Critics say it is all just theatrics.
But supporters note that it has been Israel’s rightwing that has been most successful with peace overtures in the past.
Netanyahu bit off grand phrases during the lead-up to the first peace talks in nearly two years, which began Thursday at the US State Department in Washington.
He spoke of a “historic compromise” in the Middle East. He referred affectionately to Palestinian President Mahmoud Abbas as his “partner for peace”.
After decades of bloody sparring, most people in the region long for true peace and reconciliation. But many wonder how serious Netanyahu and his promises are, and see the transformation from hawk to peace angel with a large portion of mistrust.
The Mideast conflict continues, defying all efforts to stop the constant beat of violence between Israel and the Palestinians.
But popular wisdom in Israel suggests that if anyone can succeed then it will only be a rightwing government like that of Netanyahu.
That’s because many believe Netanyahu can count on not only his own supporters in the right wing, but also the automatic support of the left-wing and Arabic parties in the Knesset.
A leftwing government would have to deal with bitter resistance from the right- wing and settler-friendly parties, the line of argument goes. There is, of course, also the possibility that Netanyahu’s concessions could lose him the support of some of his rightwing allies.
The most difficult peace agreement in the Middle East – the treaty between Israel and Egypt – was sealed during Israel’s historic first right-wing government.

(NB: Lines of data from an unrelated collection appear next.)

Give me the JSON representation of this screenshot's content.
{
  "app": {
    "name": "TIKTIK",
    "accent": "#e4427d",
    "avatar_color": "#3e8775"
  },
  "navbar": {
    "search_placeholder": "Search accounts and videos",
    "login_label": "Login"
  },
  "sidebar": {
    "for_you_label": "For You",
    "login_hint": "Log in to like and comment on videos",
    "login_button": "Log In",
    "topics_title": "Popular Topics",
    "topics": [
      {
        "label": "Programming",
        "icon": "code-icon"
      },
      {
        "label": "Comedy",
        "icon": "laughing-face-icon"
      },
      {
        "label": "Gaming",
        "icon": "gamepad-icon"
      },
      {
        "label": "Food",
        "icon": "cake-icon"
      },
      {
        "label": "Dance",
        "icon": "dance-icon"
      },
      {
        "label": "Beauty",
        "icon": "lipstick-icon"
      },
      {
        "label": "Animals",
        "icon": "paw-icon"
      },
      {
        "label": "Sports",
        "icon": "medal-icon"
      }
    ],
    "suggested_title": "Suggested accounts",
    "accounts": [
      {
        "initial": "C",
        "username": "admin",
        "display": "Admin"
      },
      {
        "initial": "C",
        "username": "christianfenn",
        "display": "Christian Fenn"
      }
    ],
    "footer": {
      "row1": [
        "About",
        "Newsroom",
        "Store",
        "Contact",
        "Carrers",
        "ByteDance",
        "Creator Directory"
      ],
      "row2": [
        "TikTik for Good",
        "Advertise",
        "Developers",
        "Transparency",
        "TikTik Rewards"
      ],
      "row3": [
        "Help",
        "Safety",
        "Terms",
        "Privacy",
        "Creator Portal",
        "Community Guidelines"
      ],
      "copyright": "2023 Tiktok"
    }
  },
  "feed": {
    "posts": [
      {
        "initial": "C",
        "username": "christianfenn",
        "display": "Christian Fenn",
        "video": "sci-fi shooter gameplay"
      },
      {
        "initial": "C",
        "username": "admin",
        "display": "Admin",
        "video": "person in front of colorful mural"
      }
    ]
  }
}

Menachem Begin and his Likud Party ended nearly three decades of Labour Party rule in Israel in 1977. After two years of intense US mediation, Begin signed the peace treaty with Egypt.
In exchange, he gave up the Sinai Peninsula that Israel had occupied since the 1967 war.
The peace treaty with Jordan was somewhat easier, concluded in 1994 under the Labour Party’s Yitzhak Rabin.
There was a much more limited territorial concession, yet Rabin paid the price with his life after a right-wing Israeli radical assassinated him – symbolic of the outcry against the liberal leader’s peace overture.
Since then, the peace process with the Palestinians has been largely stalemated.
Netanyahu and Abbas need to take a deep breath if they want to reach the goal of a peace agreement - especially with radical Islamic Hamas in the Gaza Strip and the fanatic Israeli settlers in the West Bank trying to stir things up.
“I believe that Netanyahu is serious,” the Israeli political science professor Efraim Inbar said Thursday. After all, he’s the first Israeli leader who pushed through a building moratorium for Israelis in the Palestinians’ territory, Inbar noted.
“He gained recognition for that. And he’s prepared to make large concessions - the question is, is that enough for the Palestinians?” Inbar said.
But Netanyahu also agreed to the peace talks to keep the US and its allies happy.
“Everyone wants peace talks, because it’s good for everyone,” Inbar said. “Even if nothing comes out of it.”